“The case upon which Taggart relies is distinguishable from the facts here for the plain and simple reason that Chase’s earlier action was not voluntarily discontinued, and was refiled by the same entity five months later, before the note was assigned,” Judge Anne Lazarus wrote for the panel, joined by Judge Paula Francisco Ott and Senior Judge James J. Fitzgerald III.
The justices granted allocatur in the case Feb. 22, 2018, to hear argument on a single issue: “Whether a lender/mortgagee whose first complaint in mortgage foreclosure against a borrower/mortgagor was dismissed is required to send a new notice of intention to foreclose pursuant to 41 P.S. Section 403(a) (Act 6 Notice) prior to filing a second complaint in mortgage foreclosure.”
Writing for the court Feb. 20, Justice David Wecht said the distinction the Superior Court drew between the voluntary dismissal in Spivak and the involuntary dismissal in Taggart was “immaterial.”
“Even accepting the Superior Court’s rationale that the notice follows the action, such that withdrawing the action likewise withdraws the Act 6 notice, the same analysis would apply to a dismissed action: dismissing a mortgage foreclosure action would likewise dismiss the Act 6 notice upon which the action was based, rendering each a legal nullity,” Wecht said.
Wecht was joined by Chief Justice Thomas Saylor and Justices Kevin Dougherty, Sallie Updyke Mundy, Christine Donohue, Debra Todd and Max Baer.
The justices also disagreed with Great Ajax’s argument that requiring notice prior to each foreclosure action would be impracticable or unreasonable.
“As the Superior Court observed in Spivak, ‘logic dictates that it is not only practical and reasonable to require a second notice, but necessary to effectuate the debtor’s statutory right to cure the default under Act 6,’” Wecht said. “Accordingly, we conclude that Subsection 403(c) requires the lender to provide a second pre-foreclosure notice prior to initiating a second mortgage foreclosure action.
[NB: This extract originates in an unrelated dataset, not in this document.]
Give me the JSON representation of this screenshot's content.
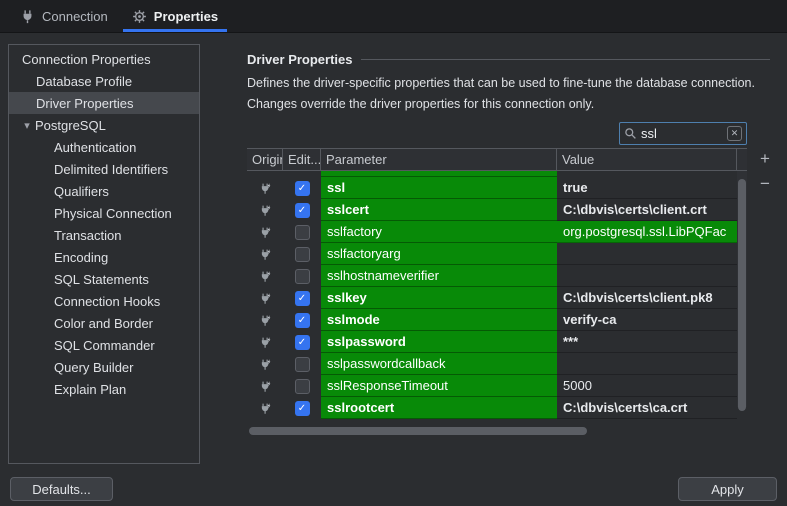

Our holding best serves the remedial purposes of Act 6, reflecting the expressed legislative intent to impose a robust notice requirement prior to initiation of any mortgage foreclosure action, without exception.”
Mundy wrote a separate concurring opinion taking issue only with Wecht’s determination that the word “any” was ambiguous in Act 6′s provision that a lender must provide pre-foreclosure notice at least 30 days before “‘accelerat[ing] the maturity of any residential mortgage obligation, commenc[ing] any legal action including mortgage foreclosure to recover under such obligation, or tak[ing] possession of any security of the residential mortgage debtor for such residential mortgage obligation.’”
Great Ajax had argued “‘any legal action’” referred to “any kind or type” of legal action, as opposed to “each and every” legal action, as Taggart had argued. Wecht agreed that there were several possible interpretations of the word “any” but Mundy said she didn’t believe Great Ajax’s interpretation was reasonable.
“It would be imprudent, and contrary to stare decisis, for this court to deem a statute ambiguous every time the General Assembly utilizes a term, which, in the abstract, is susceptible to more than one definition,” Mundy said.
Counsel for Taggart, Joshua Thomas of Chadds Ford, called the ruling “a huge win for homeowners.”
“It just gives them an extra layer of protection they really needed,” Thomas said.
Counsel for the mortgagee parties, Steven Adams of Stevens & Lee in Reading, could not be reached for comment.